Three Years Ago: Pear Crisp, Pumpkin Rolls, Butternut Squash Cake, and Filled Molasses Cookies
Four Years Ago: Applesauce, Caramel Apple Cider, Honey Cinnamon Chickpeas, and Caramel Apple Tart
Five Years Ago: Apple Chips, Apple Cider, Ginger Pear Cake, Fig & Balsamic Jam, and Pumpkin Oatmeal

Caramel Apple Crumble Pie

Yields 8-10 servings

Apple Pie Filling
Single Pie Crust Recipe, chilled
3 lbs (1.4 kg) apples, peeled, cored, & sliced
1 tablespoon lemon juice
1/2 cup (100 grams) brown sugar, packed
2 tablespoons all-purpose flour
2 teaspoons ground cinnamon
1/4 teaspoon ground nutmeg
1/8 teaspoon ground cloves
1/4 teaspoon salt
1 tablespoon boiled cider (optional)

Crumble Topping
1/4 cup (57 grams) butter, room temperature
1/3 cup (66 grams) brown sugar
2/3 cup (60 grams) old fashioned oats
1/3 cup (40 grams) all-purpose flour
1/2 teaspoon ground cinnamon
1/8 teaspoon ground nutmeg
1/4 teaspoon salt
Milk, for brushing
1/2 cup (280 grams) caramel sauce*

Preheat oven to 375 degrees F (190 degrees C).

For the apple filling, in a medium bowl, coat the apple slices with lemon juice to prevent browning. Add the brown sugar, flour, spices, salt and boiled cider and toss over the apples until they are evenly coated. Set aside.

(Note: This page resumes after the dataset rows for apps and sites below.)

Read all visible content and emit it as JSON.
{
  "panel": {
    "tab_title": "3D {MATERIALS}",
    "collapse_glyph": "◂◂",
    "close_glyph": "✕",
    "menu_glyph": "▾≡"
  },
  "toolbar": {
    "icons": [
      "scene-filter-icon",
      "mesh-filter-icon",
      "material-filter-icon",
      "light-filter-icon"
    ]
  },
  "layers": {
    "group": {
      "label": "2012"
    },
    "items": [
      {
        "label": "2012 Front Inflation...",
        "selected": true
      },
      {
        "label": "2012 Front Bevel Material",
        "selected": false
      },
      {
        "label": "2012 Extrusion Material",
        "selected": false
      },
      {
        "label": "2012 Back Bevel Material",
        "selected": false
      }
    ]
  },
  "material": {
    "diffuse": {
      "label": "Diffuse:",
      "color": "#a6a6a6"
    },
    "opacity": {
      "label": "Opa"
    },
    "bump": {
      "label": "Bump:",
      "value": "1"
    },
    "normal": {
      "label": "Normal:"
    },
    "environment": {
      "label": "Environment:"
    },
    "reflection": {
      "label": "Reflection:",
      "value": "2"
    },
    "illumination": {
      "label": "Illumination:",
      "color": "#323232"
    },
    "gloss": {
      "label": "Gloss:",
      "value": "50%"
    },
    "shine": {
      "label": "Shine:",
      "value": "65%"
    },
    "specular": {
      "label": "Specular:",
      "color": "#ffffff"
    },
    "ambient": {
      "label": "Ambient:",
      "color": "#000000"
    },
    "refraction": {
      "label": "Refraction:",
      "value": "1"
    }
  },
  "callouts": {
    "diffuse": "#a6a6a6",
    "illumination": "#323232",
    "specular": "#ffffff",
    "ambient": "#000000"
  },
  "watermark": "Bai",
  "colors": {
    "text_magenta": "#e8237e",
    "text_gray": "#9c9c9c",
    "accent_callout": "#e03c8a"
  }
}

For the crumble topping, beat together the butter and brown sugar until light. Stir in the oats, flour, spices, and salt until uniform. Set aside.

On a lightly floured surface, roll out the pie dough round into a 12-inch circle. Place the round into a 9-inch pie plate (or tart pan), folding the edges under and pressing into a decorative pattern. Place the prepared apples into the pie round, mounding them in the center. Break off small pieces of the crumble topping and sprinkle uniformly over the top.

Brush the exposed edges of the pie dough with milk to help them brown. Bake for 55-60 minutes, or until the crumble and crust are golden brown. If the edges begin to darken too quickly, cover with aluminum foil to prevent additional browning.

Cool the pie for at least 3 hours before slicing to allow the juices to set. Drizzle each slice with 1-2 tablespoons of warm caramel sauce before serving.

*To create a vegan version of the pie, use a dairy-free margarine for the butter in the crust and crumble (I prefer Earth Balance Vegan Butter), almond or soy milk for brushing, and a recipe for vegan caramel sauce.